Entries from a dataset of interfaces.

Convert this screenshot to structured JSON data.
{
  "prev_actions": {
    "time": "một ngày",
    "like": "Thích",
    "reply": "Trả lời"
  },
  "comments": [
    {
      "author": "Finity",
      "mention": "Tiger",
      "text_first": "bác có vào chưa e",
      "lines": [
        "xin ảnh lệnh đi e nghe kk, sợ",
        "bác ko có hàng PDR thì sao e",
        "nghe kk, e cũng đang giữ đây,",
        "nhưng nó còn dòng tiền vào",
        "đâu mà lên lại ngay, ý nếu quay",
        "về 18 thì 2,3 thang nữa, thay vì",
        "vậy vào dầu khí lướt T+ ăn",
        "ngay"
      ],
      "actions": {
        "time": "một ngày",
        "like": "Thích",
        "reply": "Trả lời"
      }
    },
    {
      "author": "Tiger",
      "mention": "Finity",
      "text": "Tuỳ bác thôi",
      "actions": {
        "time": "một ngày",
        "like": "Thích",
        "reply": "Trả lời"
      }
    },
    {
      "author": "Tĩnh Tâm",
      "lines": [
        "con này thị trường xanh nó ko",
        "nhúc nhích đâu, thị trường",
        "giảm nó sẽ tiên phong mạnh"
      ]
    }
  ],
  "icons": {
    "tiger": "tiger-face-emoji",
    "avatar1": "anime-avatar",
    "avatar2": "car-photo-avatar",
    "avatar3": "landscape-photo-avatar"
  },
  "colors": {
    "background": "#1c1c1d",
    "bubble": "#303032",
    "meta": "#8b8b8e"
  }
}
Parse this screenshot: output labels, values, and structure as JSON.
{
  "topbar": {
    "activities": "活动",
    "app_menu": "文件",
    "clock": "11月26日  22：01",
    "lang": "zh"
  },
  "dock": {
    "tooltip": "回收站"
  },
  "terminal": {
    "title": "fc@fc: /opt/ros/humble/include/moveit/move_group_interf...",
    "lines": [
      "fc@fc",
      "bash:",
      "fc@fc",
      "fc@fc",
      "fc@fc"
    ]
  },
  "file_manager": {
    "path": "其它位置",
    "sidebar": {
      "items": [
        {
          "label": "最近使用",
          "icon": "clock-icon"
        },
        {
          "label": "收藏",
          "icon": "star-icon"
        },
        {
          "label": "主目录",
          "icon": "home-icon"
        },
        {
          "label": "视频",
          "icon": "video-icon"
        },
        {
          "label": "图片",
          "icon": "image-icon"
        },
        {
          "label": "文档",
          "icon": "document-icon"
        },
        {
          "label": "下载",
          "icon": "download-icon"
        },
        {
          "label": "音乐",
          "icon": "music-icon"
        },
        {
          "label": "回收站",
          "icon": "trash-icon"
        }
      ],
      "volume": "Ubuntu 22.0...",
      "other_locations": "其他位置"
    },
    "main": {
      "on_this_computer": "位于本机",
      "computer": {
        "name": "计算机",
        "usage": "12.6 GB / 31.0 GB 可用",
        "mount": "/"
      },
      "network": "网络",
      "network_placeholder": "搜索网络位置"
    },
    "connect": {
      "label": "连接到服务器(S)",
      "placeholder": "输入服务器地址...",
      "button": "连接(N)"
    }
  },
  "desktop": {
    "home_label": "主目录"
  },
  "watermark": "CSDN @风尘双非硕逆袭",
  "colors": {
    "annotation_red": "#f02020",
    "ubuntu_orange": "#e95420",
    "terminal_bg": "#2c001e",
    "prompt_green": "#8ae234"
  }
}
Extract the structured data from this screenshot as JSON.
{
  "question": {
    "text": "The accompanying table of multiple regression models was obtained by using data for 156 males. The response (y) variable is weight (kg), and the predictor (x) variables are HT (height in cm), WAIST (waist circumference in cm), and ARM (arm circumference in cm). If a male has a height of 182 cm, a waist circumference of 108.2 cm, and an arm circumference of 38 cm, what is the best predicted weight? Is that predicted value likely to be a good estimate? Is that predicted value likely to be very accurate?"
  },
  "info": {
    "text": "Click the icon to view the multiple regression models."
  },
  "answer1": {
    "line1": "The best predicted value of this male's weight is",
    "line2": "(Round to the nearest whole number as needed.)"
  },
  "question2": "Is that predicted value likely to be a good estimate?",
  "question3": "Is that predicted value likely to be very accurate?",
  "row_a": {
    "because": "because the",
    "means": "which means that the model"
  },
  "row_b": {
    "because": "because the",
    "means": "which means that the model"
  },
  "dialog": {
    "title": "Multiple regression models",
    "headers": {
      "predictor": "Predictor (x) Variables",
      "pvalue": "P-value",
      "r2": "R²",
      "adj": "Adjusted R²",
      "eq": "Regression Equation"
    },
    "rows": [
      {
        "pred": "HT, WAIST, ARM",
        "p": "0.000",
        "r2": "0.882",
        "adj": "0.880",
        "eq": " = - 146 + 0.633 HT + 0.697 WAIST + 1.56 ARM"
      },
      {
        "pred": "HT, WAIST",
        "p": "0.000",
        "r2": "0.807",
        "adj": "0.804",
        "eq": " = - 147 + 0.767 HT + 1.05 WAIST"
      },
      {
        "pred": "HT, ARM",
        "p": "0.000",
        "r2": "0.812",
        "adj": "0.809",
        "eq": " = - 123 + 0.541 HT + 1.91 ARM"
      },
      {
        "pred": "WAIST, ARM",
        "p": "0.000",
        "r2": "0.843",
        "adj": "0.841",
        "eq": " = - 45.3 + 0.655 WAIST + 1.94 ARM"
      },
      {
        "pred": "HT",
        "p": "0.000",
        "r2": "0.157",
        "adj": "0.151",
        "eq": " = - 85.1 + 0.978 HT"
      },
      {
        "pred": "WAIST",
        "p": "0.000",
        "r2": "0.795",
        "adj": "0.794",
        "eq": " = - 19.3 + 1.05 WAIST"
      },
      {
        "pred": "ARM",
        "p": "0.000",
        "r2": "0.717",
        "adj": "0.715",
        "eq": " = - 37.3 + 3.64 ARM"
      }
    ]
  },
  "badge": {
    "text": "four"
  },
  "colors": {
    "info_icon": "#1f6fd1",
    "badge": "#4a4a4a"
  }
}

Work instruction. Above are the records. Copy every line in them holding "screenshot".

Output.
Convert this screenshot to structured JSON data.
Parse this screenshot: output labels, values, and structure as JSON.
Extract the structured data from this screenshot as JSON.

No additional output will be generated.